WORK INSTRUCTIONS — Restate the listing in full, keeping every word as it is.

<<<<

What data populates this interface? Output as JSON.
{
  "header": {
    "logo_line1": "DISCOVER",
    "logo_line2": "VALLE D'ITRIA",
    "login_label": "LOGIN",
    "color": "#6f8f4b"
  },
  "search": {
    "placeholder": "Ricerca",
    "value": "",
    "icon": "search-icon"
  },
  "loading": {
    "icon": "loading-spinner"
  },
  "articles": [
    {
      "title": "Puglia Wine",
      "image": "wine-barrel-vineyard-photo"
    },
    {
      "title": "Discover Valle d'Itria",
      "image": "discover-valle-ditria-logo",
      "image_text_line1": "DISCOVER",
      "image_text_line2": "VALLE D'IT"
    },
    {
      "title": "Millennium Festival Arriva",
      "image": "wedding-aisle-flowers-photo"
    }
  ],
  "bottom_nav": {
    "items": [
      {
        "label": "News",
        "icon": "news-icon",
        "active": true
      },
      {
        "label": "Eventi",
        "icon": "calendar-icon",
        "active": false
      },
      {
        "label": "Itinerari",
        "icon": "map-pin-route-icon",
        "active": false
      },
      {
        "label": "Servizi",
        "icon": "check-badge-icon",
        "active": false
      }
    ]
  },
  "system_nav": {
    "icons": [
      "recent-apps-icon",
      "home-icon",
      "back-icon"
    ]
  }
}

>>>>

FINISHED TASK —
What data populates this interface? Output as JSON.
{
  "header": {
    "logo_line1": "DISCOVER",
    "logo_line2": "VALLE D'ITRIA",
    "login_label": "LOGIN",
    "color": "#6f8f4b"
  },
  "search": {
    "placeholder": "Ricerca",
    "value": "",
    "icon": "search-icon"
  },
  "loading": {
    "icon": "loading-spinner"
  },
  "articles": [
    {
      "title": "Puglia Wine",
      "image": "wine-barrel-vineyard-photo"
    },
    {
      "title": "Discover Valle d'Itria",
      "image": "discover-valle-ditria-logo",
      "image_text_line1": "DISCOVER",
      "image_text_line2": "VALLE D'IT"
    },
    {
      "title": "Millennium Festival Arriva",
      "image": "wedding-aisle-flowers-photo"
    }
  ],
  "bottom_nav": {
    "items": [
      {
        "label": "News",
        "icon": "news-icon",
        "active": true
      },
      {
        "label": "Eventi",
        "icon": "calendar-icon",
        "active": false
      },
      {
        "label": "Itinerari",
        "icon": "map-pin-route-icon",
        "active": false
      },
      {
        "label": "Servizi",
        "icon": "check-badge-icon",
        "active": false
      }
    ]
  },
  "system_nav": {
    "icons": [
      "recent-apps-icon",
      "home-icon",
      "back-icon"
    ]
  }
}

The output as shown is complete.